- [TASK STATEMENT]: Reproduce every line below exactly as written; do not include the images.

- [DATASET CONTENT]:
Start of Block
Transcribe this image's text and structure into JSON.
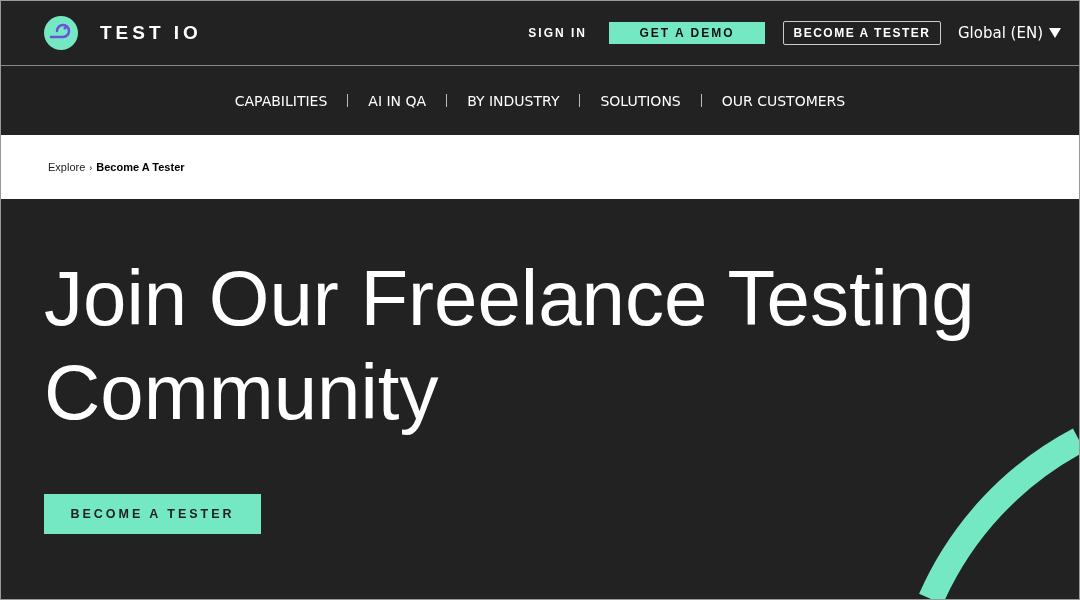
{
  "header": {
    "logo_text": "TEST IO",
    "sign_in": "SIGN IN",
    "demo_button": "GET A DEMO",
    "tester_button": "BECOME A TESTER",
    "language": "Global (EN)"
  },
  "nav": {
    "items": [
      {
        "label": "CAPABILITIES"
      },
      {
        "label": "AI IN QA"
      },
      {
        "label": "BY INDUSTRY"
      },
      {
        "label": "SOLUTIONS"
      },
      {
        "label": "OUR CUSTOMERS"
      }
    ]
  },
  "breadcrumb": {
    "items": [
      {
        "label": "Explore",
        "current": false
      },
      {
        "label": "Become A Tester",
        "current": true
      }
    ],
    "separator": "›"
  },
  "hero": {
    "title": "Join Our Freelance Testing Community",
    "button": "BECOME A TESTER"
  }
}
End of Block
- [ANSWER TO THIS EXERCISE]:
Transcribe this image's text and structure into JSON.
{
  "header": {
    "logo_text": "TEST IO",
    "sign_in": "SIGN IN",
    "demo_button": "GET A DEMO",
    "tester_button": "BECOME A TESTER",
    "language": "Global (EN)"
  },
  "nav": {
    "items": [
      {
        "label": "CAPABILITIES"
      },
      {
        "label": "AI IN QA"
      },
      {
        "label": "BY INDUSTRY"
      },
      {
        "label": "SOLUTIONS"
      },
      {
        "label": "OUR CUSTOMERS"
      }
    ]
  },
  "breadcrumb": {
    "items": [
      {
        "label": "Explore",
        "current": false
      },
      {
        "label": "Become A Tester",
        "current": true
      }
    ],
    "separator": "›"
  },
  "hero": {
    "title": "Join Our Freelance Testing Community",
    "button": "BECOME A TESTER"
  }
}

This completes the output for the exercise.